During the Republican National Convention, Melania Trump plagiarized a chunk of a Michelle Obama speech. And a lot of you were out here arguing with Trump supporters and other assorted delusional white folks who had the audacity to claim there was never any plagiarism at all. What you should’ve been doing was joining me, Jesse Williams and our beloved Black Twitter in intentionally misattributing black quotes to Mrs. Trump because it was fun.
I had a field day:
“Until you do right by me, everything you even think about gonna crumble” – Melania Trump
“When he f— me good I take his ass to Red Lobster, cuz I slay” – Melania Trump

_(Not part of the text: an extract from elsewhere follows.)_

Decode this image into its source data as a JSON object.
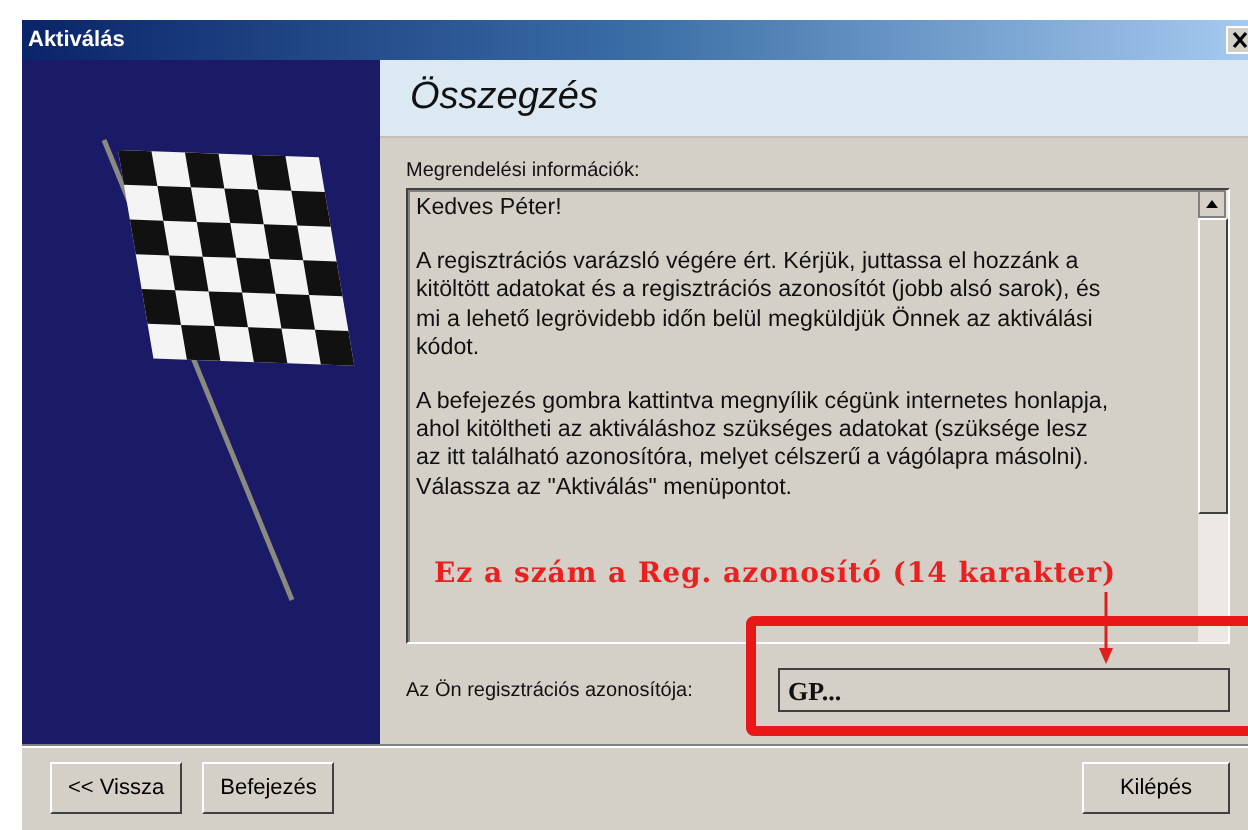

If Colin Kaepernik’s decision to stand against social injustice by sitting during the National Anthem has shown us anything else, it’s that much of white America is more bothered by our methods of protest than they ever will be about the injustices we’re protesting. Let’s dispel the notion that if we only protested better, white people will miraculously become more receptive of our message and less scornful of our audacity in speaking out.
The fact is, we can fight systemic racism without white validation. We can continue shutting down bridges and highways every time there’s a new Alton Sterling, Philando Castile or Korryn Gaines in the news and let white folks complain about the intrusion on their lives. We can continue moving our black dollars into black banks and keeping our money in our businesses and communities. We don’t need them to “get it” for us to keep fighting.
And likewise, white people who truly want to be allies can find their path to ally-ship without black validation and without us having to take time out of our days to educate them. They can find their own curriculum and figure out for themselves how they can do their part in fighting the good fight. And they can do it without the promise of black praise. And, I’m not about to keep checking to see if they’re doing that much. Because it’s not my job – and it’s not yours, either.
Black people, it is long past time for us to start practicing self-care. And if that means completely disengaging with white America altogether, then so be it.Post Views: 52
By Elliot Booker — 2 years ago
Today’s REVIVE show topic is entitled:
Live with REVIVE: On Air Poetry Slam!!!
WE’RE CALLING ALL POETS TO PERFORM!
#REVIVE #Spit #Poetry #PoetrySlam #Lyricist #Poet #Artists #Spokenword #REVIVE
Each artist was given the maximum time frame of seven minutes to present their art. Every performer was given the opportunity to introduce themselves, present their poem or spoken word, and then give their contact information where people can find more of their work.
Please keep in mind that this is a safe space and judgment free zone, nothing is off limits. Please be respectful to each artist’s gifts, talents, and abilities. This was fun yet a competitive on air poetry slam.
YOU CAN CATCH REVIVE EVERY SUNDAY 11 AM-1 PM & EVERY WEDNESDAY 8 PM-10 PM!!!
It would be amazing to hear your perspective. So please call in we want to hear what you guys the listening audience out there have to say always. Once again this show is for the people. We here at REVIVE thrive off of communication. So call us at (215)490-9832 or follow me on Twitter and Facebook @REVIVE_POC !
WE NEED YOU ALL TO BE APART OF THE CONVERSATION!!Post Views: 67
By Elliot Booker — 1 year ago
“Time For An Awakening” for Sunday 4/15/2018 at 7:00 PM, our guest was Researcher, Author, Loray Muhammad. As a continuation of our critical discussion on INTEGRATION, we heard from the Author of the book, BLACK INTEGRATION: A Failed Social Experiment. 1. Has it worked?(you know the answer) 2. Can it work? 3. If not, where do we go from here?Post Views: 57